You can, of course, create more complicated mouth arrangements that provide teeth, lips and tongue.

Let's name this vector layer "default", and use it as a base to create other mouth positions.

Duplicate this layer and rename the duplicate to "MBP"

Move the points to make the mouth appear closed during a render

Duplicate the default layer to create several other layers, and create more mouth shapes.

You can define your own set of mouth shapes, anything from a simple set of closed, partially open, open, up to a full set of 30 or more mouth shapes derived from phonetic studies (the study of the sounds we make when we speak).

Here's the Moho file (5 kB) with a sample set of mouth switch layers in place

Now that you have all your mouth shapes, let's animate between them.

Let's try manual animation first.

Make sure the Switch layer is selected so we're looking at the Switch layer timeline

Change to frame 1 in the timeline.
Right-click on the Switch layer in the hierarchy and select a child vector layer to display in frame 1 - say the "WQ" shape.
Change to another frame in the timeline - say frame 10.
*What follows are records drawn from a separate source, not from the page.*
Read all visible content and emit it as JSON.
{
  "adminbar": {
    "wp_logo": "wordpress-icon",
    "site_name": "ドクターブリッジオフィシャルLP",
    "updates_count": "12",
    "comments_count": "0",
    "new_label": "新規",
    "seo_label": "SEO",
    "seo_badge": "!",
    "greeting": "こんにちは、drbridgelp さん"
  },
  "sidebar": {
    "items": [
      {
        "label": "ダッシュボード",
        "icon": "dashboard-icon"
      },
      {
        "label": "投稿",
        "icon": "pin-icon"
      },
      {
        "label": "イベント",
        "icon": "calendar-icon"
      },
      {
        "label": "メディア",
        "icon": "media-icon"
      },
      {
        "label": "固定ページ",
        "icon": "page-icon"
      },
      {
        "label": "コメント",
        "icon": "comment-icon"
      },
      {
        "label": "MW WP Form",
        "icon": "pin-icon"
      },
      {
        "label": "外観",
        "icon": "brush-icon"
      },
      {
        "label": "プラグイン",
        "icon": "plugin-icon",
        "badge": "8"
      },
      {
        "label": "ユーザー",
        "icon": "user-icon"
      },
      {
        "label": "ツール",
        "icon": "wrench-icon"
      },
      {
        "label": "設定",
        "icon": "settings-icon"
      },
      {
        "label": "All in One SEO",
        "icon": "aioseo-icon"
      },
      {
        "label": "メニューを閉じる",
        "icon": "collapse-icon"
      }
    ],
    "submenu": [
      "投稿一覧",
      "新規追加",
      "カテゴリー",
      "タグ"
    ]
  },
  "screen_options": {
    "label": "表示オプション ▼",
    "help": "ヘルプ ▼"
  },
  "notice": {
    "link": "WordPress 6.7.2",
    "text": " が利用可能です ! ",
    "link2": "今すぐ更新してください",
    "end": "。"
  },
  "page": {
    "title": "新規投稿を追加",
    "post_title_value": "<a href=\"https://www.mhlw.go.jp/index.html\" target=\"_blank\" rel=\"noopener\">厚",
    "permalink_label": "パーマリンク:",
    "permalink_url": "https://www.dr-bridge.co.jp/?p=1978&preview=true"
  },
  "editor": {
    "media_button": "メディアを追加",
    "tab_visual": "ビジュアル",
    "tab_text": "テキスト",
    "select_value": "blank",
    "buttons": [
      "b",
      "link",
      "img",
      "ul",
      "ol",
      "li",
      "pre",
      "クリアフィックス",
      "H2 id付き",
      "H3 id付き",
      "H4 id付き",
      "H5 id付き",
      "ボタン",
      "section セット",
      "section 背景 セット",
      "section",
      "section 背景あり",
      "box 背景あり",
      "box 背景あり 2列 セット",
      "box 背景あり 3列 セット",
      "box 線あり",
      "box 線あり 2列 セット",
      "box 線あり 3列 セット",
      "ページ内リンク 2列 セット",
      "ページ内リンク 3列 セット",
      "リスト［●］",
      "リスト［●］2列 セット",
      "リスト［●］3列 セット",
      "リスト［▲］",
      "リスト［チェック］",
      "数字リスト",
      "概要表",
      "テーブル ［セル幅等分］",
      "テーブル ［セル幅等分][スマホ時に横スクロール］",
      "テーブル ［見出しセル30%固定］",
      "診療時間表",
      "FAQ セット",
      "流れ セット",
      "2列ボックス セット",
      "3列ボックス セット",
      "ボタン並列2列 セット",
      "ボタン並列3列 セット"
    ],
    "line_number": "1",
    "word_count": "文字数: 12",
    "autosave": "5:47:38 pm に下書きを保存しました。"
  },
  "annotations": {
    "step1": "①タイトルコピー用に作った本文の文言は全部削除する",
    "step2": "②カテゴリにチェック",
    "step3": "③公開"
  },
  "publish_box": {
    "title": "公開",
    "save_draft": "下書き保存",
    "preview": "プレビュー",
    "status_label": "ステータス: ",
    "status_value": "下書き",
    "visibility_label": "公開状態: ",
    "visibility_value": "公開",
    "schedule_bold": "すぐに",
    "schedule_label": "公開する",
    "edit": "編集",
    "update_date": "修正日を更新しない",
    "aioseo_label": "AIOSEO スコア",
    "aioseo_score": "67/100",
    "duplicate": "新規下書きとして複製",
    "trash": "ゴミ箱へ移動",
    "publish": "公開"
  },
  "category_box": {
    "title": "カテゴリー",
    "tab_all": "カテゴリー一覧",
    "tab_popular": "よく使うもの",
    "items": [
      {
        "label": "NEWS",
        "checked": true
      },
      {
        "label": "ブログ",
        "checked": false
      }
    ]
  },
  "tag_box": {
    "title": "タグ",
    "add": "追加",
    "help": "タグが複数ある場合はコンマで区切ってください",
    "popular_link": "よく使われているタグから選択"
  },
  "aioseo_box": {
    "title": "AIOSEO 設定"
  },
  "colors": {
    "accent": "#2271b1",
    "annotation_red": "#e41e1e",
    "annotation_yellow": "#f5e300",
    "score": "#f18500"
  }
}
Right-click on the Switch layer in the hierarchy and select a child vector layer to display in this frame - say the "AI" shape.

Change to another frame in the timeline - say frame 20.

Right-click on the Switch layer in the hierarchy and select a child vector layer to display in this frame.

Render frames 1 to 24 - you can see the result
Now let's set the Switch layer to interpolated movement

You can find this setting at the bottom of the Layer Properties box for the Switch layer.

Render frames 1 to 24 again - see the difference ? (My apologies to those downloading this on a slow modem - it's a 34Kb file)

Interpolation creates intermediate shapes between Switch layer keyframes.

Interpolated mode works best when you make all your shapes by modifying a base shape.

Depending on your mouth shapes and style of animation, it may or may not look better than jumping straight from one mouth shape to the next.

Creating all the keyframes needed and getting them aligned with recorded speech can be a tedious procedure within Moho 3.5

However, there are programs which are designed to do help with this, and produce a Switch data file, which is a set of Switch keyframes already laid out with timing.

The applications I know about are :
If you've used Magpie or PAMELA to create your Switch data file, you can then load it into the Switch layer rather than create all those Switch keyframes by hand.

Here's a Switch data file for use with the sample Moho file and Switch layer provided above (1 kB)

These programs help your mouth shape keyframes line up with the recorded speech.

You still need to composite the recorded sound file with the rendered Moho animation using video editing software (at least in Moho 3.5 - rumour says that version 4.0 will have audio support in some form, although it is unknown whether this will extend to rendered output)

Click on the image above for a Quicktime MOVie with sound (Cinepak codec, 898 kB)
Switch layers are not just limited to mouth movements.

You can switch between different eye positions, for blinks or other expressions.
You can switch between different eyebrow positions.
You can switch between different hand layers for hand movements, or head layers for turning heads

Switch layer don't even have to be simple vector layers - they can be grouped layers of bones and vectors.